[Exercise data Boundary: Start]
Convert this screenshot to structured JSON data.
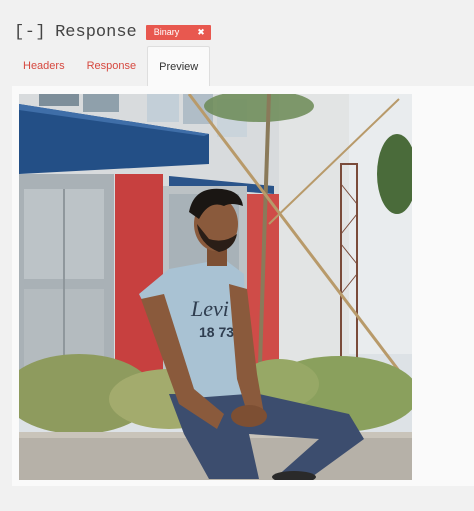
{
  "header": {
    "toggle": "[-]",
    "title": "Response",
    "badge": {
      "label": "Binary",
      "close": "✖"
    }
  },
  "tabs": [
    {
      "label": "Headers",
      "active": false
    },
    {
      "label": "Response",
      "active": false
    },
    {
      "label": "Preview",
      "active": true
    }
  ],
  "preview": {
    "image_kind": "photo of a young man sitting on a low concrete wall in front of plants and a building",
    "shirt_print": {
      "brand": "Levi's",
      "number": "1873"
    }
  },
  "colors": {
    "accent": "#e8584f",
    "tab_link": "#d6483f"
  }
}
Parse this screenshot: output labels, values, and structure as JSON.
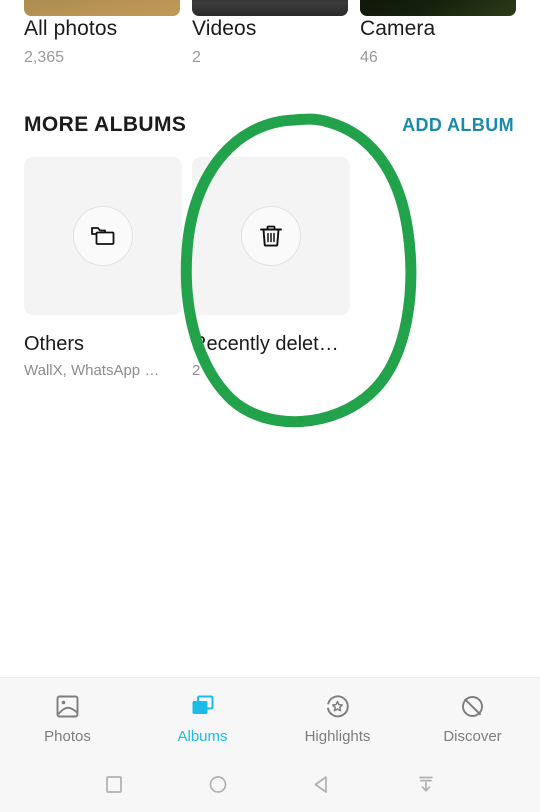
{
  "top_albums": [
    {
      "title": "All photos",
      "count": "2,365",
      "thumb": "photo-thumbnail"
    },
    {
      "title": "Videos",
      "count": "2",
      "thumb": "video-thumbnail"
    },
    {
      "title": "Camera",
      "count": "46",
      "thumb": "camera-thumbnail"
    }
  ],
  "more_albums_section": {
    "title": "MORE ALBUMS",
    "add_album_label": "ADD ALBUM",
    "add_album_color": "#1a8aa8",
    "items": [
      {
        "name": "Others",
        "subtitle": "WallX, WhatsApp …",
        "icon": "folders-icon"
      },
      {
        "name": "Recently delet…",
        "subtitle": "2",
        "icon": "trash-icon"
      }
    ]
  },
  "annotation": {
    "type": "hand-drawn-ellipse",
    "color": "#22a24a",
    "target": "Recently delet…"
  },
  "bottom_nav": {
    "active": "Albums",
    "active_color": "#19bde8",
    "items": [
      {
        "label": "Photos",
        "icon": "photo-icon"
      },
      {
        "label": "Albums",
        "icon": "albums-stack-icon"
      },
      {
        "label": "Highlights",
        "icon": "highlights-star-icon"
      },
      {
        "label": "Discover",
        "icon": "discover-globe-icon"
      }
    ]
  },
  "system_nav": {
    "items": [
      {
        "name": "recents",
        "icon": "square-icon"
      },
      {
        "name": "home",
        "icon": "circle-icon"
      },
      {
        "name": "back",
        "icon": "triangle-left-icon"
      },
      {
        "name": "hide-navbar",
        "icon": "arrow-down-bar-icon"
      }
    ]
  }
}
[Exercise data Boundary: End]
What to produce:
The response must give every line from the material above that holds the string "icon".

Answer box:
        "icon": "folders-icon"
        "icon": "trash-icon"
        "icon": "photo-icon"
        "icon": "albums-stack-icon"
        "icon": "highlights-star-icon"
        "icon": "discover-globe-icon"
        "icon": "square-icon"
        "icon": "circle-icon"
        "icon": "triangle-left-icon"
        "icon": "arrow-down-bar-icon"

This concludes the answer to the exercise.